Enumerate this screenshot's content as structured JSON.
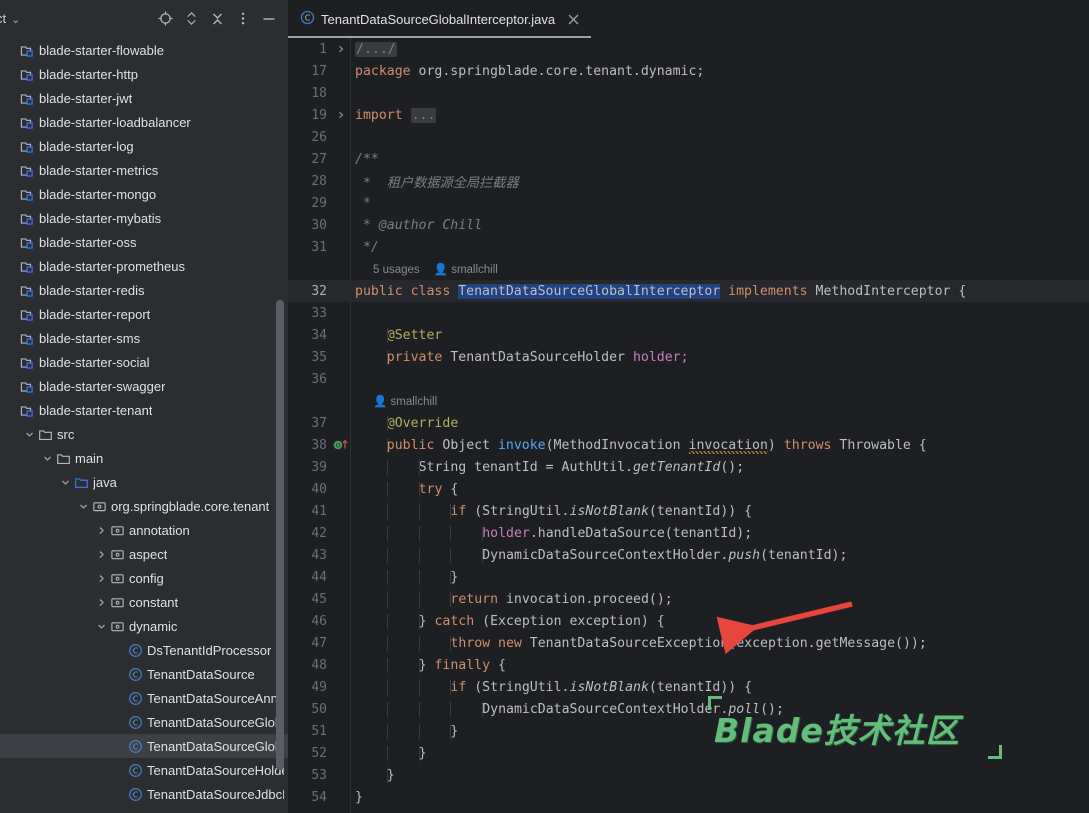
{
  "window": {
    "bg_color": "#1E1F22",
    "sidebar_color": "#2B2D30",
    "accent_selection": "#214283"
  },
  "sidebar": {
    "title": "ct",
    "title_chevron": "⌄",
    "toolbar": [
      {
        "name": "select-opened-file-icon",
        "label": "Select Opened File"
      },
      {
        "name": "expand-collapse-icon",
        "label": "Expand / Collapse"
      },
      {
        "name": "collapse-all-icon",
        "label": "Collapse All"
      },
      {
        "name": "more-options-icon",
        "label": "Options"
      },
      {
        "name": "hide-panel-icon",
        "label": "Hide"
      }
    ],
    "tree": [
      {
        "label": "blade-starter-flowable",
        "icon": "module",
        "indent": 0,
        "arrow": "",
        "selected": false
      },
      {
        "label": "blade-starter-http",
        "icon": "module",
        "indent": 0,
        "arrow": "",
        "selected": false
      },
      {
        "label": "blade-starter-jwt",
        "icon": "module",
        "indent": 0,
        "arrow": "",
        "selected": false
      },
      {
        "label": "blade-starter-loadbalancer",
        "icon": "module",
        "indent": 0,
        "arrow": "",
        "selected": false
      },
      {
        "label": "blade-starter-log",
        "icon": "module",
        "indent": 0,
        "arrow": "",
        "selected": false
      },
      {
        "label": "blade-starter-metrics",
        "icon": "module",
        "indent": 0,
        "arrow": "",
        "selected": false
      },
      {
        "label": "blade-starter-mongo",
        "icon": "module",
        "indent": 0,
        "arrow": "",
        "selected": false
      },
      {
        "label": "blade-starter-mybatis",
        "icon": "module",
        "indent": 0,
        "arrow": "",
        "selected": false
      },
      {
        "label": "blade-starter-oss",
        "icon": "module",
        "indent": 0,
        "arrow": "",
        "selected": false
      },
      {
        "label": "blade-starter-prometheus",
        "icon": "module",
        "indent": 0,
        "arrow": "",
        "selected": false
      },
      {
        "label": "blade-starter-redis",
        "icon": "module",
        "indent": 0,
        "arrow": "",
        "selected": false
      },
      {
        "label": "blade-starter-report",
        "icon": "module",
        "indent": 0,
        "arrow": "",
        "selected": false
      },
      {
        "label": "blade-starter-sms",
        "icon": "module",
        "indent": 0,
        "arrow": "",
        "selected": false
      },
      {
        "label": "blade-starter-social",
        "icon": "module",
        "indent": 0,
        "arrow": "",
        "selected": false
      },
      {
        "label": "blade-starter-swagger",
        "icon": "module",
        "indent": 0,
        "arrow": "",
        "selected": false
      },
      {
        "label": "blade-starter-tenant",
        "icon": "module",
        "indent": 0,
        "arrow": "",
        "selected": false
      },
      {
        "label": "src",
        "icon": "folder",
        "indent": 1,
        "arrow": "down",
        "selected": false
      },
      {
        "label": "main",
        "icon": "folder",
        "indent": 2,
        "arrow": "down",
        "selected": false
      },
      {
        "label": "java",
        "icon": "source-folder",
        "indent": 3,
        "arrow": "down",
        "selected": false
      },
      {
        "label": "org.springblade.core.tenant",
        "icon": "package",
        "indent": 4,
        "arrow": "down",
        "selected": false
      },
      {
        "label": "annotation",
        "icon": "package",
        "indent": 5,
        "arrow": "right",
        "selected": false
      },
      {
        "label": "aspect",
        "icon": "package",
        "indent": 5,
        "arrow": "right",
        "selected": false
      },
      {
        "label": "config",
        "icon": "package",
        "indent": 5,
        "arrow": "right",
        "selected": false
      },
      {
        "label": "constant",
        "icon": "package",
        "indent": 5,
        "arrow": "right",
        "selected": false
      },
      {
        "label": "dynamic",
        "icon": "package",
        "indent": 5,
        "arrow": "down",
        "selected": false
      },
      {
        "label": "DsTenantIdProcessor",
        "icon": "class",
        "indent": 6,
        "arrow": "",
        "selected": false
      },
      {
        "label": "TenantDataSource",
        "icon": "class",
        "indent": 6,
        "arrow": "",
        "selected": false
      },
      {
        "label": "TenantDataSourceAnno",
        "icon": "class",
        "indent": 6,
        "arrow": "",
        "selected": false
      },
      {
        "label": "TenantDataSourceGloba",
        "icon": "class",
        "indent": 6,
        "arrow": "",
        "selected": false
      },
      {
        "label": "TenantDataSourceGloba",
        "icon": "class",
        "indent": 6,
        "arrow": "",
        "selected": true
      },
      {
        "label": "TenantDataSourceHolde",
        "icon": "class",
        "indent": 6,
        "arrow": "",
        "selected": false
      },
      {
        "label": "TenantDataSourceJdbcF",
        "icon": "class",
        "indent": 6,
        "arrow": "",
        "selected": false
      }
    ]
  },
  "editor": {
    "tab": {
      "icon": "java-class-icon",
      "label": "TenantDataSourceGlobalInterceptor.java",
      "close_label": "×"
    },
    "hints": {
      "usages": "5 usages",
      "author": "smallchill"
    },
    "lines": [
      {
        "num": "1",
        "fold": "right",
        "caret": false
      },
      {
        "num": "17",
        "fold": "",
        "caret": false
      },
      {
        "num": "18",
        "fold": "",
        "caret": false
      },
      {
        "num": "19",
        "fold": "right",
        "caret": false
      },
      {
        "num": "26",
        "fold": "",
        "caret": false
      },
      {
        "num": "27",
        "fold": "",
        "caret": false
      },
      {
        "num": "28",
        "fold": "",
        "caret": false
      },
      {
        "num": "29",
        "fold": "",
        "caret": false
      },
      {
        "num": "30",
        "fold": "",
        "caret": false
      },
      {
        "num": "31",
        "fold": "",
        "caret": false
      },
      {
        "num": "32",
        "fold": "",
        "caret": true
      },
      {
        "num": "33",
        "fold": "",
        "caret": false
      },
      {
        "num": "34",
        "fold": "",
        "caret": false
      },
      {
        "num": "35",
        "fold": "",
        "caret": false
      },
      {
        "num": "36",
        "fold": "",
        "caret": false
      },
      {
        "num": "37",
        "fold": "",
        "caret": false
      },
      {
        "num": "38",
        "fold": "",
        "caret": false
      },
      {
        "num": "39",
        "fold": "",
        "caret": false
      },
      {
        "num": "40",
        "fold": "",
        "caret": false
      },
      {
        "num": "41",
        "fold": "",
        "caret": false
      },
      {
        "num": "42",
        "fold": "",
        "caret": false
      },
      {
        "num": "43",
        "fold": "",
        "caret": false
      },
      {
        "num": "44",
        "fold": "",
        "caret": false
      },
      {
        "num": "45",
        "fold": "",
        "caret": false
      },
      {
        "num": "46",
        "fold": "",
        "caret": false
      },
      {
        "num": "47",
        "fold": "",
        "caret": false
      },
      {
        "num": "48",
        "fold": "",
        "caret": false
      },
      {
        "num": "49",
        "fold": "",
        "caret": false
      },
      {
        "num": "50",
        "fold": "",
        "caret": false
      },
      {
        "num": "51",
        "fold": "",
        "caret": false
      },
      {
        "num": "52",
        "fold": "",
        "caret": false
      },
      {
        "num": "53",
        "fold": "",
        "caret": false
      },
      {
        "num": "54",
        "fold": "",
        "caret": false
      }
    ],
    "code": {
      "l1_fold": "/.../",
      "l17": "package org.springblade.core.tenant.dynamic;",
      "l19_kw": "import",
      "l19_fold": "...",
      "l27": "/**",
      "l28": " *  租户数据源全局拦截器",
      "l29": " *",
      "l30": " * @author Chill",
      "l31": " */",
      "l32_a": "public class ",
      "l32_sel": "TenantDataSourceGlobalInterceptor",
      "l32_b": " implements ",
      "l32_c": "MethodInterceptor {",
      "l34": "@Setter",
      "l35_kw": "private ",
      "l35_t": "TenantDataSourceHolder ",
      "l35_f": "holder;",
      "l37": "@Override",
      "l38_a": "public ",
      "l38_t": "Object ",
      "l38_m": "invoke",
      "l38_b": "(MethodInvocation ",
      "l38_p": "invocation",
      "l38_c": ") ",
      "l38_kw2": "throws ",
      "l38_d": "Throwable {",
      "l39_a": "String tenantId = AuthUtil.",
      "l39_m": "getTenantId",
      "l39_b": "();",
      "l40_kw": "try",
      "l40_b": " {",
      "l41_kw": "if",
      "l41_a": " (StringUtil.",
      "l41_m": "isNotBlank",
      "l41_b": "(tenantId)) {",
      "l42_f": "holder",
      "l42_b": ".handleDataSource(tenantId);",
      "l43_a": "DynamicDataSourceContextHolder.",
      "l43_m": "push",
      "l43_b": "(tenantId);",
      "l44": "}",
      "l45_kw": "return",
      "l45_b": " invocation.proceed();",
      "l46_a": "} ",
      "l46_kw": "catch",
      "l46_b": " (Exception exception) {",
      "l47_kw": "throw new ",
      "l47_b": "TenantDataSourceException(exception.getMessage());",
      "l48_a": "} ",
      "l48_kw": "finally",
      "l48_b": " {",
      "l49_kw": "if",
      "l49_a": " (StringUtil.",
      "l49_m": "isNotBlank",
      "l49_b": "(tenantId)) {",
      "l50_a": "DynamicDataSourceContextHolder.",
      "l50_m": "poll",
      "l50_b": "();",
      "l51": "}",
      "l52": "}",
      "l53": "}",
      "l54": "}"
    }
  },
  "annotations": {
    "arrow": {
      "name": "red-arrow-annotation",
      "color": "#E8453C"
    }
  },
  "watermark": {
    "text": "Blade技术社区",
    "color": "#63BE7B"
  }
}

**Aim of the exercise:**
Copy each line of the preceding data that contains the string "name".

**Response area:**
        "name": "select-opened-file-icon",
        "name": "expand-collapse-icon",
        "name": "collapse-all-icon",
        "name": "more-options-icon",
        "name": "hide-panel-icon",
      "name": "red-arrow-annotation",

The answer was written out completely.